Other elected officials said the problem indicates the need to fix the state’s crumbling infrastructure. “The situation underscores the need for action to fix or replace lead contaminated water pipes that threaten the city’s safety,’’ said Newark Congressman Donald Payne Jr.
To that end, Sen. Kip Bateman (R-Somerset) said late yesterday he would sponsor a measure to fund up to $20 million for lead abatement in Newark and other state locations.
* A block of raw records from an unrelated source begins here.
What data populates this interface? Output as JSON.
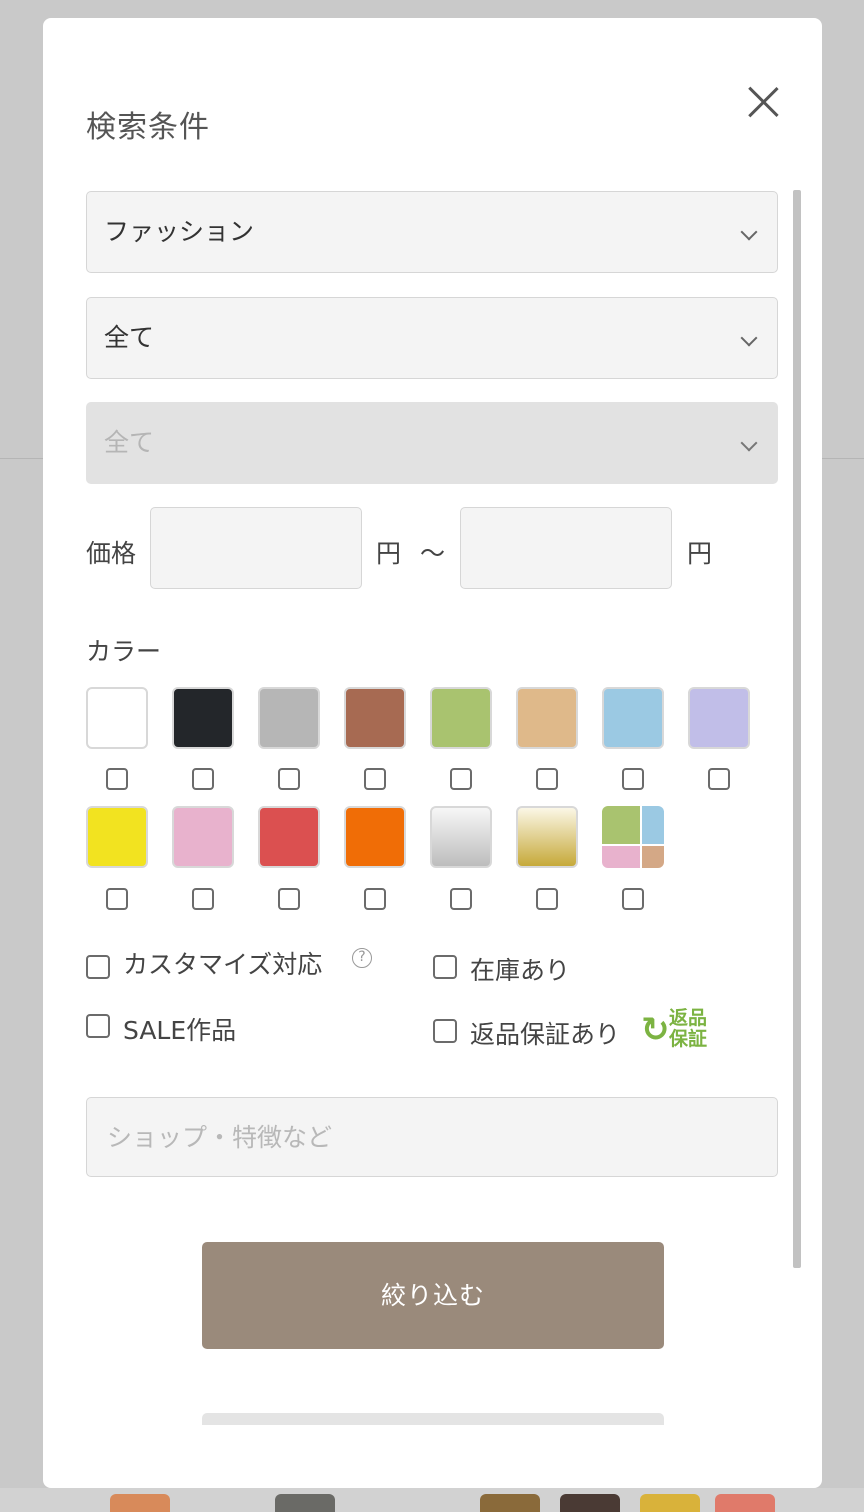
{
  "modal": {
    "title": "検索条件"
  },
  "filters": {
    "category": "ファッション",
    "subcategory": "全て",
    "subsubcategory": "全て"
  },
  "price": {
    "label": "価格",
    "unit_min": "円",
    "separator": "～",
    "unit_max": "円",
    "min_value": "",
    "max_value": ""
  },
  "colors": {
    "label": "カラー",
    "swatches": [
      "#ffffff",
      "#23262a",
      "#b6b6b6",
      "#a76a52",
      "#a9c36f",
      "#dfb98a",
      "#9bc9e3",
      "#c1bee8",
      "#f2e320",
      "#e8b2cd",
      "#db5050",
      "#f06d06",
      "silver-gradient",
      "gold-gradient",
      "multi-color"
    ]
  },
  "options": {
    "customize": "カスタマイズ対応",
    "help": "?",
    "in_stock": "在庫あり",
    "sale": "SALE作品",
    "return_guarantee": "返品保証あり",
    "return_badge_line1": "返品",
    "return_badge_line2": "保証"
  },
  "keyword": {
    "placeholder": "ショップ・特徴など",
    "value": ""
  },
  "actions": {
    "submit": "絞り込む"
  }
}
Bateman suggested using the state Clean Energy Fund to finance the effort, a source of money often siphoned off by various administrations and Legislatures for purposes beyond its original intention
Troubles with NJ Drinking-Water System: Easy to Spot, Costly to Correct
Tom Johnson | December 1, 2016
The most vexing difficulty with water system may be where to find the money to fix wasteful problems
Here’s why it will cost billions of dollars to overhaul the state’s aging drinking-water infrastructure:
At least 20 percent of the system is more than 100 years old. Between 20 percent and 30 percent of treated water leaks from the system before it ever gets to the faucet. At least 137 public schools in New Jersey tested positive for lead in at least one drinking-water outlet this year.
No wonder a legislative task force yesterday began delving into what improvements are needed in the system delivering drinking water to customers. The lawmakers heard plenty about the problems, but few answers on where to get the money to solve them.
“The hardest part is where will the money come from,’’ conceded Sen. Linda Greenstein (D-Mercer), co-chair of the Joint Legislative Task Force on Drinking Water Infrastructure.
Do not pin your hopes on the federal government, warned the other co-chair, Assemblyman John McKeon (D-Essex). The federal government has shaved funding for drinking water projects by 75 percent in recent years, he said.
All of which likely means that if investments are to be made in the future, it will translate into higher bills for customers, who now pay roughly a penny a gallon for drinking water, according to Andrew Hendry, president of the New Jersey Utilities Association. His group represents six investor-owned water companies, serving about 40 percent of the state’s population.
There may not be a consensus yet on how to pay for the needed upgrades, but there was wide agreement that the state’s economic future and much more depends upon a clean and affordable supply of water.
“Failure to invest in our water infrastructure will result in high costs down the road, damage to the state’s economy, and deterioration of our quality of life,’’ Hendry said.
To bolster investments, several speakers agreed that better data is needed on the state of the water infrastructure, along with guidance from political and industry leaders.
“Utility leadership will be needed to help people understand the needs, how their money will be invested well, and how we measure success,’’ said Daniel Van Abs, an associate professor at Rutgers, and former project manager for the 1996 statewide water supply plan, the last one completed by the state Department of Environmental Protection. (Van Abs is a regular contributor to NJ Spotlight.)
Van Abs also cautioned that the state needs to ensure that lower-income households are not harmed by utility rates necessary to boost investment in the systems. That is especially true in cities where up to one-quarter of the population is below the federal poverty line, he said.
One way to reduce costs is through improved efficiency, according to former Gov. James Florio, citing the projections that leaky pipes can lose up 30 percent or more of treated water before it ever gets to the home.
An underlying problem, however, is the fragmented nature of the state’s water system, with hundreds of municipal and regional public and private water utilities, Florio said. These smaller organizations have limited staff and consulting capacity, and less access to capital.